Please copy each line in the records below that contains the string "your".

[Website and app data records]
▶
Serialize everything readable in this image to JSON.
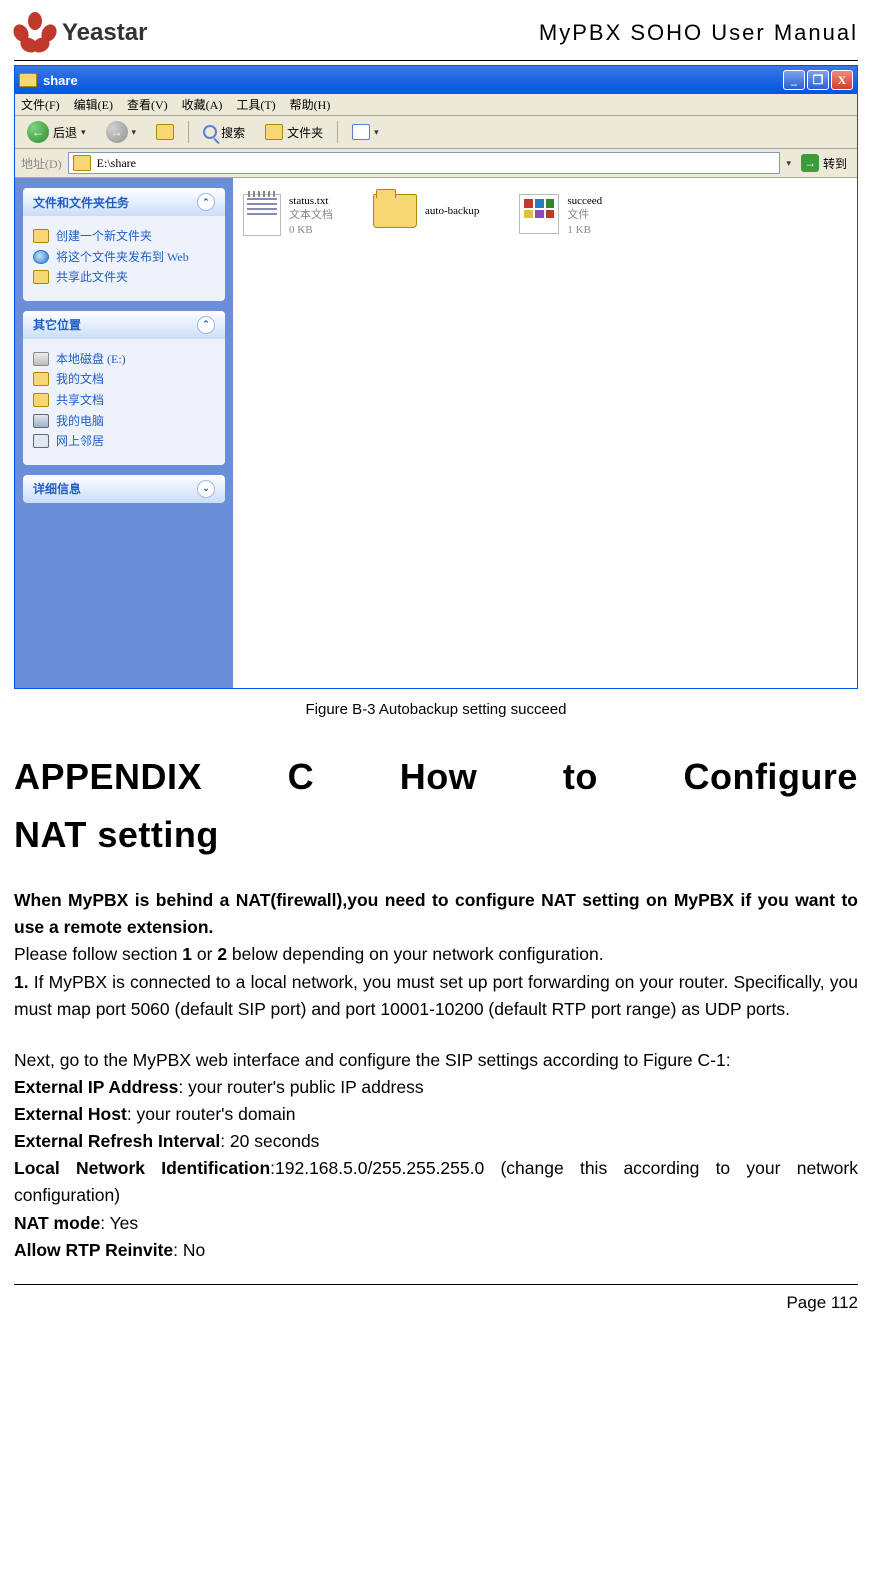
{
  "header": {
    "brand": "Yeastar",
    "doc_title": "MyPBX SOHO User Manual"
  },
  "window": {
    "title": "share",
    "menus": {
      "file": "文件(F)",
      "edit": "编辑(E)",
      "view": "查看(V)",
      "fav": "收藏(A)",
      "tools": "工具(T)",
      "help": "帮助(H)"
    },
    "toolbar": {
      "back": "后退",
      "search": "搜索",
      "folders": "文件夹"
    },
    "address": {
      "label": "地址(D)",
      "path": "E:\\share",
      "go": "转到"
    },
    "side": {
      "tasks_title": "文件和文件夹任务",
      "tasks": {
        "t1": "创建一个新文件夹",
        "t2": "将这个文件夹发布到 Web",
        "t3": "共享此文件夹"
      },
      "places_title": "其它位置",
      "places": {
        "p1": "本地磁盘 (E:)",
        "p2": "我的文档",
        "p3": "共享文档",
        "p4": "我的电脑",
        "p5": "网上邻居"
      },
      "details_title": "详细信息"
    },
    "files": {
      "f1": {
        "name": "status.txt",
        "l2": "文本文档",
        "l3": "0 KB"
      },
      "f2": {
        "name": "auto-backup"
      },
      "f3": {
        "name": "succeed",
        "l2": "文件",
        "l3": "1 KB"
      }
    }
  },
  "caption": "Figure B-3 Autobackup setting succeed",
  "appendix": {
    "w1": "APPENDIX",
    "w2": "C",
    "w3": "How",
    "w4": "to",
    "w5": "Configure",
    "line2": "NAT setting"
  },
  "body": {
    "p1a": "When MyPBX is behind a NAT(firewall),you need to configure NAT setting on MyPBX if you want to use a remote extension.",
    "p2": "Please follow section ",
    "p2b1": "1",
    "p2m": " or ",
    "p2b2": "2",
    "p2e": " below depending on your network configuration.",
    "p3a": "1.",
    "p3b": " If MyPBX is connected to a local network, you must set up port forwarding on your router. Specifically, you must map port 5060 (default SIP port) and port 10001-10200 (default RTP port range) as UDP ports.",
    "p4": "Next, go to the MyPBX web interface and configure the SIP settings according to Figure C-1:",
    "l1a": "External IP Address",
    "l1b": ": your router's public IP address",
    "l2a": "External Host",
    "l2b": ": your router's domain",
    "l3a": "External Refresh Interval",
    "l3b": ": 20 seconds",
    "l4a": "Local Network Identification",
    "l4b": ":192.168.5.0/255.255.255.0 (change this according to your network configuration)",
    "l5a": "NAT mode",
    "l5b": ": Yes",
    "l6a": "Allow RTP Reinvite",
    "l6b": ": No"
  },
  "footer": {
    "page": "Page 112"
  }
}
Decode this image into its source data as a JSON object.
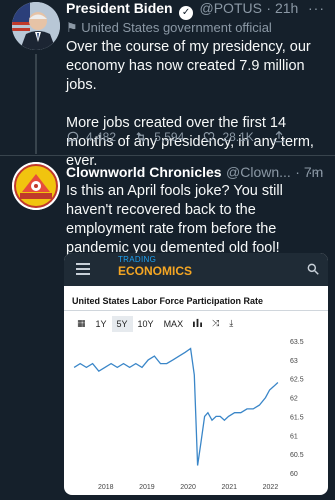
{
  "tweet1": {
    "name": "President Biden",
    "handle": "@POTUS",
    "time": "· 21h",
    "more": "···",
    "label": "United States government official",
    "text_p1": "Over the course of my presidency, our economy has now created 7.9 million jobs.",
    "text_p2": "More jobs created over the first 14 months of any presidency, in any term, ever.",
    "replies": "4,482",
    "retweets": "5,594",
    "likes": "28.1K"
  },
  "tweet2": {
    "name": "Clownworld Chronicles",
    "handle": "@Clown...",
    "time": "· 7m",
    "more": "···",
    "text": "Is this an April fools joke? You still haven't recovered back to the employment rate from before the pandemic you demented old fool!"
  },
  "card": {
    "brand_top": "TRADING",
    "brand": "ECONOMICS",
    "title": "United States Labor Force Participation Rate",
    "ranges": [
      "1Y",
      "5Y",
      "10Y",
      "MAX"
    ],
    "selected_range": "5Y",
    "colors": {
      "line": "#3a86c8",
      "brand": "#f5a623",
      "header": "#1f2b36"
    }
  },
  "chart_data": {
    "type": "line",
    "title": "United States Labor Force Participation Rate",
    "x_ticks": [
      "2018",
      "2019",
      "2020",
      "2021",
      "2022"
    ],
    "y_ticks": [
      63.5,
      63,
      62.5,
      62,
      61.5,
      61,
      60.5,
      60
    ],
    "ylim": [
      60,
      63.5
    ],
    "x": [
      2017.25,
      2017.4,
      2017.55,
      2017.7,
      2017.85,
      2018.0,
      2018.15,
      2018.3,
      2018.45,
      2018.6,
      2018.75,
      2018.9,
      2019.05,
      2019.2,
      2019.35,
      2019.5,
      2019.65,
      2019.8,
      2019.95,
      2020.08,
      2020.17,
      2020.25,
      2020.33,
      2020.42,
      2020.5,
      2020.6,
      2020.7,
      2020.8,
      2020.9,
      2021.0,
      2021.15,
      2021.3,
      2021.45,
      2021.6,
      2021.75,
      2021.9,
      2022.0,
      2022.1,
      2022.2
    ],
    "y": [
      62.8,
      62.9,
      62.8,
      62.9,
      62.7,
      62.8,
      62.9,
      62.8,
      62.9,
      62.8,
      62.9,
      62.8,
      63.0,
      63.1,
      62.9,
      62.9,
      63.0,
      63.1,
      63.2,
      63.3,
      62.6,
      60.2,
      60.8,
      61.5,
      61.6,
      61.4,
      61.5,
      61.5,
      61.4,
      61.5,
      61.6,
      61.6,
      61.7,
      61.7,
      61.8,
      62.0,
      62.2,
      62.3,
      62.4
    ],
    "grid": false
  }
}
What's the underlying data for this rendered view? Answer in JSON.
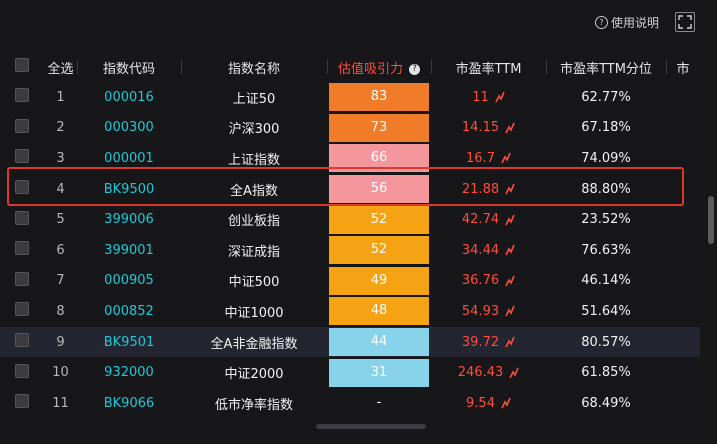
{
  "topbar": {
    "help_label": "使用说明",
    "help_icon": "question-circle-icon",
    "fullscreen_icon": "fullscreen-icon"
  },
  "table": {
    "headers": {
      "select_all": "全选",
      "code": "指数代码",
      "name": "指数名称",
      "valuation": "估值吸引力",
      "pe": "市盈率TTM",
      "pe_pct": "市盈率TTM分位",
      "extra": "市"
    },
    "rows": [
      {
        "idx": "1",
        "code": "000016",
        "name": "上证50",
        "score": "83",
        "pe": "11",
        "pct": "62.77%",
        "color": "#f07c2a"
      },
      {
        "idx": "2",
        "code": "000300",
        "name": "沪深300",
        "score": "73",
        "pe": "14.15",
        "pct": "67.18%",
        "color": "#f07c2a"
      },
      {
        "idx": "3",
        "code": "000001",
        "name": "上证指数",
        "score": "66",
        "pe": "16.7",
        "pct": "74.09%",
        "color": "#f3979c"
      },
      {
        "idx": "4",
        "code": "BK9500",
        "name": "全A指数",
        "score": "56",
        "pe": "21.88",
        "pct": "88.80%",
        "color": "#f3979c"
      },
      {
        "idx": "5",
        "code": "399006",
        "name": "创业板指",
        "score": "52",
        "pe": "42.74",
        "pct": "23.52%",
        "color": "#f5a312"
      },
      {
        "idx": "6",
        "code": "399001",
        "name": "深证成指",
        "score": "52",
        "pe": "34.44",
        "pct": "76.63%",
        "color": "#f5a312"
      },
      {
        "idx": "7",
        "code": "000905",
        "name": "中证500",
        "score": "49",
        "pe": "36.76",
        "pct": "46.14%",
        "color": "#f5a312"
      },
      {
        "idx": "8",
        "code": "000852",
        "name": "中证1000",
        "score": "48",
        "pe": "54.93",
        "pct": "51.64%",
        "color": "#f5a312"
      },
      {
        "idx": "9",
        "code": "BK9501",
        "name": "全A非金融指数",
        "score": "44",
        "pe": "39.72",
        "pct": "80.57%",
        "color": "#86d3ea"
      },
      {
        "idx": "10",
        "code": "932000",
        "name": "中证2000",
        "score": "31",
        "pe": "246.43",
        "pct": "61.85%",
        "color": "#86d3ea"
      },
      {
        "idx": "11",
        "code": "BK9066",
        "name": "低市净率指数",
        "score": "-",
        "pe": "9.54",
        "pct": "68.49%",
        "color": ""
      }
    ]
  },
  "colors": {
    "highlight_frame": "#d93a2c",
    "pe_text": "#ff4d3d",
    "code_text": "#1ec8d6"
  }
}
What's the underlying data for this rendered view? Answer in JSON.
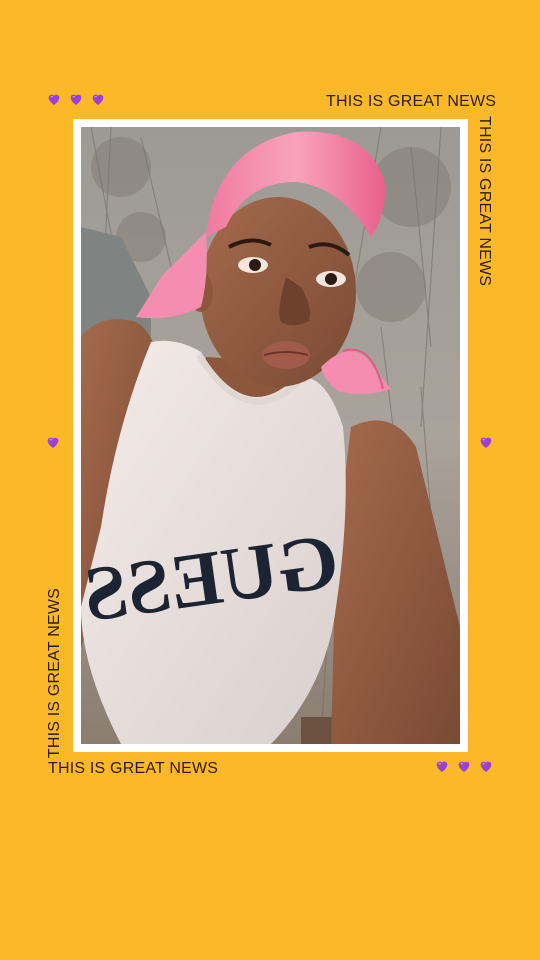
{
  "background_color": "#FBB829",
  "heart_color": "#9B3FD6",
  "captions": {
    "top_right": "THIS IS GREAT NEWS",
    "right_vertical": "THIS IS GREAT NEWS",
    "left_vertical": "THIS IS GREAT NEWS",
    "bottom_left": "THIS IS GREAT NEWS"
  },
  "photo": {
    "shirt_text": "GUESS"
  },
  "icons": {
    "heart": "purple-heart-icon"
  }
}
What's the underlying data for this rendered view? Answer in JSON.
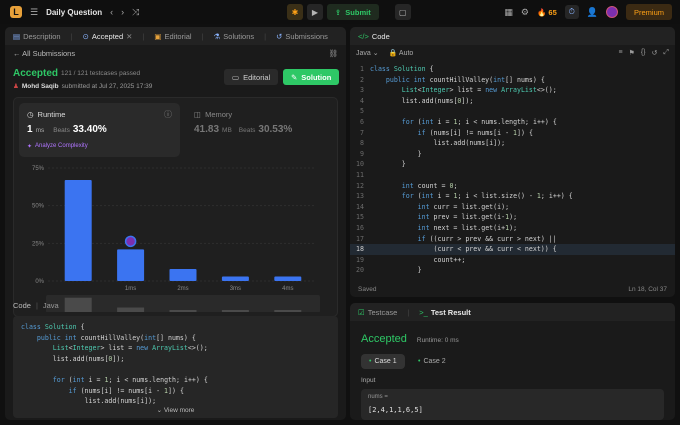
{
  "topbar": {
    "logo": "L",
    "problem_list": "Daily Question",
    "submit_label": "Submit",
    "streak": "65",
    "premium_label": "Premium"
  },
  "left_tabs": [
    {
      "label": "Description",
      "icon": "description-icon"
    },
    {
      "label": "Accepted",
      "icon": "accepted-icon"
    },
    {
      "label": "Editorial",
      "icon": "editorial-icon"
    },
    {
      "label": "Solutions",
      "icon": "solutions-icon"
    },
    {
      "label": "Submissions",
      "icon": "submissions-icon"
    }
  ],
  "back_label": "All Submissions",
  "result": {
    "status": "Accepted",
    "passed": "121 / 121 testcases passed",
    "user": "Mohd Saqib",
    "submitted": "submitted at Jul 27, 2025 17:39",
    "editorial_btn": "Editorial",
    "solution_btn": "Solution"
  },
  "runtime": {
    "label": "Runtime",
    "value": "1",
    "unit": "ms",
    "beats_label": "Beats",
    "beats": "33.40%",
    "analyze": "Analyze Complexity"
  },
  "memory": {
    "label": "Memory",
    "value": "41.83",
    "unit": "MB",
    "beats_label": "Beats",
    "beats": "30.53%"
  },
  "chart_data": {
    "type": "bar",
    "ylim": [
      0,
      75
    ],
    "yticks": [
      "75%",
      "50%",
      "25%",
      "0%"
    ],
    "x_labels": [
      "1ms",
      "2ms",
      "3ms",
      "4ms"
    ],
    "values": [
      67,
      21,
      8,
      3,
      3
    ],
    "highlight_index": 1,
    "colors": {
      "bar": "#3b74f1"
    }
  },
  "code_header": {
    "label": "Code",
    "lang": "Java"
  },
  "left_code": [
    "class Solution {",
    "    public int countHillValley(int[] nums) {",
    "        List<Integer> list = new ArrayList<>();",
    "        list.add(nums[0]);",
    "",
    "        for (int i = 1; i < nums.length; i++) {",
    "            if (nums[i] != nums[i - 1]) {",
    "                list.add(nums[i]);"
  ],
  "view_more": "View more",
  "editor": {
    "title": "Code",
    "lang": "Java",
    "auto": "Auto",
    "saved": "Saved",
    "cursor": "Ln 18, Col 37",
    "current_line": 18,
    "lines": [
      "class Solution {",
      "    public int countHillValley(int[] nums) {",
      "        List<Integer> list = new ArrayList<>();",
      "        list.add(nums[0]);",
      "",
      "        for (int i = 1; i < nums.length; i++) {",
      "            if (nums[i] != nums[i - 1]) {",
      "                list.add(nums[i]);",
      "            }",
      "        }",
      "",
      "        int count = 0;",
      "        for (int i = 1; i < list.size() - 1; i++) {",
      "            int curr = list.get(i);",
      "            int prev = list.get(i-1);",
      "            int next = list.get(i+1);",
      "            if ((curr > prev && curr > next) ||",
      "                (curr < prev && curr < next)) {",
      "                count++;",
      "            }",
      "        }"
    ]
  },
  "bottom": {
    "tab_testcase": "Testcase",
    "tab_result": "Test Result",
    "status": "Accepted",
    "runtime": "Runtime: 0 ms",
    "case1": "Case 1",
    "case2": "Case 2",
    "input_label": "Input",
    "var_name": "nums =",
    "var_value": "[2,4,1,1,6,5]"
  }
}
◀
OUTPUT OF THE TASK
    "p2e": " below depending on your network configuration.",
    "p3b": " If MyPBX is connected to a local network, you must set up port forwarding on your router. Specifically, you must map port 5060 (default SIP port) and port 10001-10200 (default RTP port range) as UDP ports.",
    "l1b": ": your router's public IP address",
    "l2b": ": your router's domain",
    "l4b": ":192.168.5.0/255.255.255.0 (change this according to your network configuration)",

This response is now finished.